- If there are 1,000 scene objects, but only 20 unique textures applied to these objects, use the Select Objects by Material button to select these objects and collapse them objects down into one single object before rendering. For instance, if there are 300 separate panes of glass in an architectural scene that share a single “Glass 01” material, select all objects that share the Glass 01 material, then use Command Panel > Utility tab > Collapse utility.
- Alternatively, use the Attach Options Dialog to attach identical-material objects together.
- Collapse all .PNG texture bitmaps that do not need transparency into flattened images.
- If a .PNG file shows “Layer 1” in Adobe Photoshop, but does not appear to have any transparency channel, use the Photoshop Layers > Flatten Image option.
- Unless higher colour depth is required, use the Photoshop Image > Mode feature to convert .PNG files from 16-bit to 8-bit, then re-save. (Use a different filename if desired, then replace the old .PNG texture in the 3ds Max scene with the new one.)
- Scale down textures unless necessary for extreme close-ups.
- If possible, take large-format textures, load them into an image editor such as Photoshop, then scale them to an even percentage of the original texture size. For example, 8K textures could be 4K; 4K textures could be 2K, 2K textures might be 1K, etc.
- Save the scaled-down versions with new filenames, and then replace the existing textures in the scene with smaller versions as necessary.
- Flatten Adobe Photoshop .PSD files (especially those containing multiple layers) used as texture bitmaps, then save new copies as .JPG or .TIF files.
- Use the File > Reference > Asset Tracking Toggle menu to replace the .PSD files in the scene.
- Note: if using the now-discontinued Nvidia mental ray renderer, avoid using .PSD files, since these use much more memory to process.
- Use Adobe Photoshop to load and check .JPG textures used in the scene.
- Once the file has loaded into Photoshop, use the “Save As” feature to see how Photoshop is interpreting the existing file.
- Save all .JPG bitmaps used as 3ds Max scene textures as Baseline (“Standard”) format, rather than Baseline Optimized or Progressive. The latter two options can be problematic with some renderers, including Nvidia’s mental ray.
- The .GIF file format is not recommended for use as a bitmap texture format, whether rendering locally or over a network. Using .GIF files as texture bitmaps can cause problems with Backburner; in some cases, Backburner may “hang” on the last frame of a sequence and not complete the render job.
- Use an image editor such as Photoshop to load, convert and resave any .GIF files used as texture bitmaps in 3ds Max scenes to .JPG images instead. Then, reload them in each relevant Material slot and/or use the File > Reference > Asset Tracking Toggle menu to replace them in the scene.
Optimize before rendering
- If using Backburner for network rendering, increase the Backburner timeout settings.

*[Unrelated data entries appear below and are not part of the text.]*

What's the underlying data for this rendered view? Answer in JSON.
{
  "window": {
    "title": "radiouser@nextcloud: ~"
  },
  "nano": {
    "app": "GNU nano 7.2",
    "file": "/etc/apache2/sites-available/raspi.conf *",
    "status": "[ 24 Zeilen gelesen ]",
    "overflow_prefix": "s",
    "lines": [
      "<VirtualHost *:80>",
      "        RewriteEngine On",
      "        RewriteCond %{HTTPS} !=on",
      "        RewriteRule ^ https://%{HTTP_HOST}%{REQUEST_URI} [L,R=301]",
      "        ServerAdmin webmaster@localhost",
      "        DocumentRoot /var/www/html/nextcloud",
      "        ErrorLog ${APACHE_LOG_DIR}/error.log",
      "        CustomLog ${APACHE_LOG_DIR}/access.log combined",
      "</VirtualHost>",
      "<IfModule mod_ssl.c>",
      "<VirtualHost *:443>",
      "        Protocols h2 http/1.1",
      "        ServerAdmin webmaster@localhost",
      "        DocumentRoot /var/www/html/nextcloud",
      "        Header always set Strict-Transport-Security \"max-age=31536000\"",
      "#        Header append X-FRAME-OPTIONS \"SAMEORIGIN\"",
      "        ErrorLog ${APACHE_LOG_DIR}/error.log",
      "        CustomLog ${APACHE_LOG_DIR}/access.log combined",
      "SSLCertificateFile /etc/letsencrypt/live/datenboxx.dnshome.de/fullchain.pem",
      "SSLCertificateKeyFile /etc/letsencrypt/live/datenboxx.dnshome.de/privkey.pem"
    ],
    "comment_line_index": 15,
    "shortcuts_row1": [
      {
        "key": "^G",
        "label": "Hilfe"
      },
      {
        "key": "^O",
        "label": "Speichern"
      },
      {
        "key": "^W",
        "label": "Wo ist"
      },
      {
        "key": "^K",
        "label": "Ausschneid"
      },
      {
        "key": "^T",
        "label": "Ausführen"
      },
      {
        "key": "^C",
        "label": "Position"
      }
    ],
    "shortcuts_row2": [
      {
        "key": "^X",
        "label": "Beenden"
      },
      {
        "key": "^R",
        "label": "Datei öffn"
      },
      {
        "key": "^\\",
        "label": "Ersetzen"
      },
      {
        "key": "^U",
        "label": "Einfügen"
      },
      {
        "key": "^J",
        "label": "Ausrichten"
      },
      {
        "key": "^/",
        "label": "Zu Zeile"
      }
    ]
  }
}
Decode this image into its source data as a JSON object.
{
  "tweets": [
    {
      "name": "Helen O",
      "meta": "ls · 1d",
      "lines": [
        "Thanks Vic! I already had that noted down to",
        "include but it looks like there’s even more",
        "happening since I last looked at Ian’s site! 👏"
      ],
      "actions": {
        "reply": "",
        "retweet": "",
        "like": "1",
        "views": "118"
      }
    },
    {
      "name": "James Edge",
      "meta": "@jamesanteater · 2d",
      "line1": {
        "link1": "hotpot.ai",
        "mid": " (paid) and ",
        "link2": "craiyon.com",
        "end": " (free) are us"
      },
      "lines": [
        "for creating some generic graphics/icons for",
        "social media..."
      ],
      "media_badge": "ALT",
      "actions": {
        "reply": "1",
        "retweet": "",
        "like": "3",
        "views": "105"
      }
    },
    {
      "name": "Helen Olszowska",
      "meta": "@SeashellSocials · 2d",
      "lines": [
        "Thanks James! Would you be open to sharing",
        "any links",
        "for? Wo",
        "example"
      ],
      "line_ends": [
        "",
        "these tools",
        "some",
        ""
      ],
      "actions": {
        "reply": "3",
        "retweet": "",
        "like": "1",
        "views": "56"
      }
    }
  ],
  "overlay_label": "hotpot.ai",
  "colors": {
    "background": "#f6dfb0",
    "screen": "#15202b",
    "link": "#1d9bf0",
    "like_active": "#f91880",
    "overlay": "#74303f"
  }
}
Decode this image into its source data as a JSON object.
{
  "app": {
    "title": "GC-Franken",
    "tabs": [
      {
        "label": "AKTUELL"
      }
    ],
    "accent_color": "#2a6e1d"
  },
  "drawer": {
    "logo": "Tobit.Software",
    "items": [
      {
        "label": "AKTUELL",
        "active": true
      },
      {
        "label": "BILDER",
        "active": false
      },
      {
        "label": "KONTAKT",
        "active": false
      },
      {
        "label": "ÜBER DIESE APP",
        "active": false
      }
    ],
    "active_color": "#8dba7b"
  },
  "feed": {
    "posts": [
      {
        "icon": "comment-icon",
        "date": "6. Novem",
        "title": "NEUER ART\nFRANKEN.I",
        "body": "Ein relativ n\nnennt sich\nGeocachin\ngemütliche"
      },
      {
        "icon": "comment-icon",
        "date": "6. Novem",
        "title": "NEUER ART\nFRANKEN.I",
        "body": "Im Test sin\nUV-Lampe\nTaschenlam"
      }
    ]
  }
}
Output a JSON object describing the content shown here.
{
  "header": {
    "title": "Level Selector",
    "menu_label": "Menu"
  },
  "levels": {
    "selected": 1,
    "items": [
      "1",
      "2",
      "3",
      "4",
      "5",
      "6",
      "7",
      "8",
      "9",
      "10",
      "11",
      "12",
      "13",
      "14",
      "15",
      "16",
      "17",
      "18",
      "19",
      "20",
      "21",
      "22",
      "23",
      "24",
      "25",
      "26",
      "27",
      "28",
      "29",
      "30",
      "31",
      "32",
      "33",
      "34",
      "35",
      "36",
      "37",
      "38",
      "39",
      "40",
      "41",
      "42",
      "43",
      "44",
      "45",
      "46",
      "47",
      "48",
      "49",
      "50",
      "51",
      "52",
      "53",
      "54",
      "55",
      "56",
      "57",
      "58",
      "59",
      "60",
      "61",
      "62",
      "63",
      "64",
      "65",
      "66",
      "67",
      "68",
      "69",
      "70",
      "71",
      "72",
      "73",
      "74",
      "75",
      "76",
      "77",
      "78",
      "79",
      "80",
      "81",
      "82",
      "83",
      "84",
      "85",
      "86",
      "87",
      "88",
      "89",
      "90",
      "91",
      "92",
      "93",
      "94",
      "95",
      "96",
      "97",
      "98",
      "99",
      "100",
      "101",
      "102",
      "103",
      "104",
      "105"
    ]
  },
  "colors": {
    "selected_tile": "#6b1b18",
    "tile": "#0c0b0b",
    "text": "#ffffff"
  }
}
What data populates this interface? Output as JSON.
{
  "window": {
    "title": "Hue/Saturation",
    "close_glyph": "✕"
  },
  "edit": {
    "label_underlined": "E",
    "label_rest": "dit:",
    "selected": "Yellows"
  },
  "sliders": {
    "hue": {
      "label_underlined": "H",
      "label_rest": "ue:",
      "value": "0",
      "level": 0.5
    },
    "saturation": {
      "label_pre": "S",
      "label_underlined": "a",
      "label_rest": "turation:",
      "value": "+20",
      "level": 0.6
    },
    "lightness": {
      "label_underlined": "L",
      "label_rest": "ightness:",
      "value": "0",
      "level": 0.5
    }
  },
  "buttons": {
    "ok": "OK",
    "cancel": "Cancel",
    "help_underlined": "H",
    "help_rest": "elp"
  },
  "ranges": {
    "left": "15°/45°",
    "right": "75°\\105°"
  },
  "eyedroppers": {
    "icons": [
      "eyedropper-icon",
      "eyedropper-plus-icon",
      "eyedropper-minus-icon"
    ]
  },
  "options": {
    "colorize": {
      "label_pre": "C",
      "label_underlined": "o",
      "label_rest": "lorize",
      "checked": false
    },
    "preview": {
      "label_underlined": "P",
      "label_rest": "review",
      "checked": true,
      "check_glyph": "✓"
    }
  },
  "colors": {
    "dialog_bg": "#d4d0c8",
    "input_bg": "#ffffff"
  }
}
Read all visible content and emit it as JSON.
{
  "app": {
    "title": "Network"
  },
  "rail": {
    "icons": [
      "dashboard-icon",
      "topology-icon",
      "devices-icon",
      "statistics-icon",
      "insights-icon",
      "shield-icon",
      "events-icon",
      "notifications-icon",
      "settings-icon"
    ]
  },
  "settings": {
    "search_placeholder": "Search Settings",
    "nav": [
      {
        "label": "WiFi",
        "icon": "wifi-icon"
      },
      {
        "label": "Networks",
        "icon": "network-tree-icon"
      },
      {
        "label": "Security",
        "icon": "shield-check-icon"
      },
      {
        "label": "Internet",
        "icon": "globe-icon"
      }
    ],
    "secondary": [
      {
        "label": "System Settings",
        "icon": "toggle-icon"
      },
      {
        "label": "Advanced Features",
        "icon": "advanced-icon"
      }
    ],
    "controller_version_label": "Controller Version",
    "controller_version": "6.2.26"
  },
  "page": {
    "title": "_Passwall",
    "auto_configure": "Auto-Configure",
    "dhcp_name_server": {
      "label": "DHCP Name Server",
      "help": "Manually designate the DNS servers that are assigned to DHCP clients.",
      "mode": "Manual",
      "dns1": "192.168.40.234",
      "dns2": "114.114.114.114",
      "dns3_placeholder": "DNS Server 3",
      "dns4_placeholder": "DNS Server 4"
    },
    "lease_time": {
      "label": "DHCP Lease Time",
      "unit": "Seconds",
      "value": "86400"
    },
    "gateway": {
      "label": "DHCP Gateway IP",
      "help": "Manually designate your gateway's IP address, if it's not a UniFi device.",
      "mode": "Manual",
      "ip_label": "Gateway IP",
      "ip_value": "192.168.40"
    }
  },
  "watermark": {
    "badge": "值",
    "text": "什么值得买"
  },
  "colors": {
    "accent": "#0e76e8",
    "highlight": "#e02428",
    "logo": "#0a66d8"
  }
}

This can be done in the “Advanced” tab within the Backburner submission window.
- Remove older 3rd-Party plug-in references. Edit files that may be using 3rd-party plug-in references that are no longer applicable
Read more recommendation for 3Ds Max projects at https://support.superrendersfarm.com/hc/en-us/articles/360022991933-General-recommend-for-rendering-3ds-Max-project-in-Super-Renders-Farm